Building collapse lawsuits expand to include Salvation Army
The attorney representing several victims of the Center City building collapse announced this week that he has evidence that the Salvation Army knew the risks the demolition project posed to workers and patrons and chose to ignore them. A series of emails, he said, shows that the head of the organization and the property manager engaged in “a game of chicken” that resulted in six deaths and injuries to more than a dozen people.
As workers were taking down the building on 22nd and Market streets, a wall collapsed on the Salvation Army store next door. The crane operator involved is facing criminal charges — six counts of manslaughter and 13 counts of reckless endangerment — and was, investigators said, impaired by a combination of marijuana and painkillers at the time of the accident.
The general contractor is also facing criminal charges, and that investigation could put the civil case on hold. The contractor recently asked the court to stay all civil lawsuits related to the collapse until the grand jury has completed its work. It is a constitutional issue, according to the contractor’s attorney: Testimony in civil court could violate the business owner’s Fifth Amendment rights in a criminal trial. If the court agrees, all civil litigation could be delayed by nine months or longer.
The emails were part of a mass of documents released by the Philadelphia city solicitor’s office last month. There are also emails between the property manager of the building and an aide to the mayor asking for help with the Salvation Army. The property manager wrote of his concerns about the safety of the thrift shop during demolition and noted that the organization was not being cooperative.
The city did not intervene, however. According to a public statement released by the commerce director, he understood from a final email that the parties were working together.
So far, the city has not been named in victims’ lawsuits.
CBS Philly, “Salvation Army To Be Named In Center City Collapse Lawsuits,” Pat Loeb, Aug. 15, 2013

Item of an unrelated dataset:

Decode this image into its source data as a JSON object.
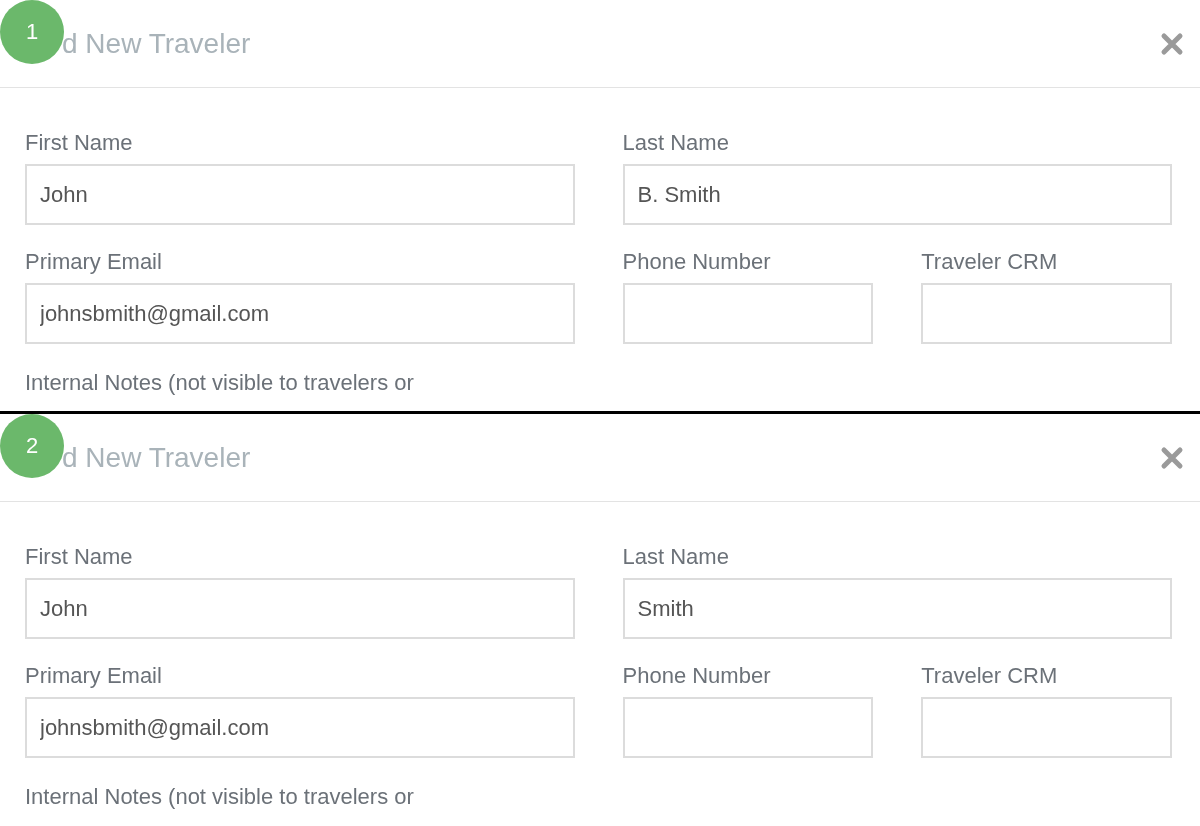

CBS Philly, “Deputy Mayor Confirms Receipt of Warning E-mails Before Deadly Building Collapse,” Mike Dunn, July 17, 2013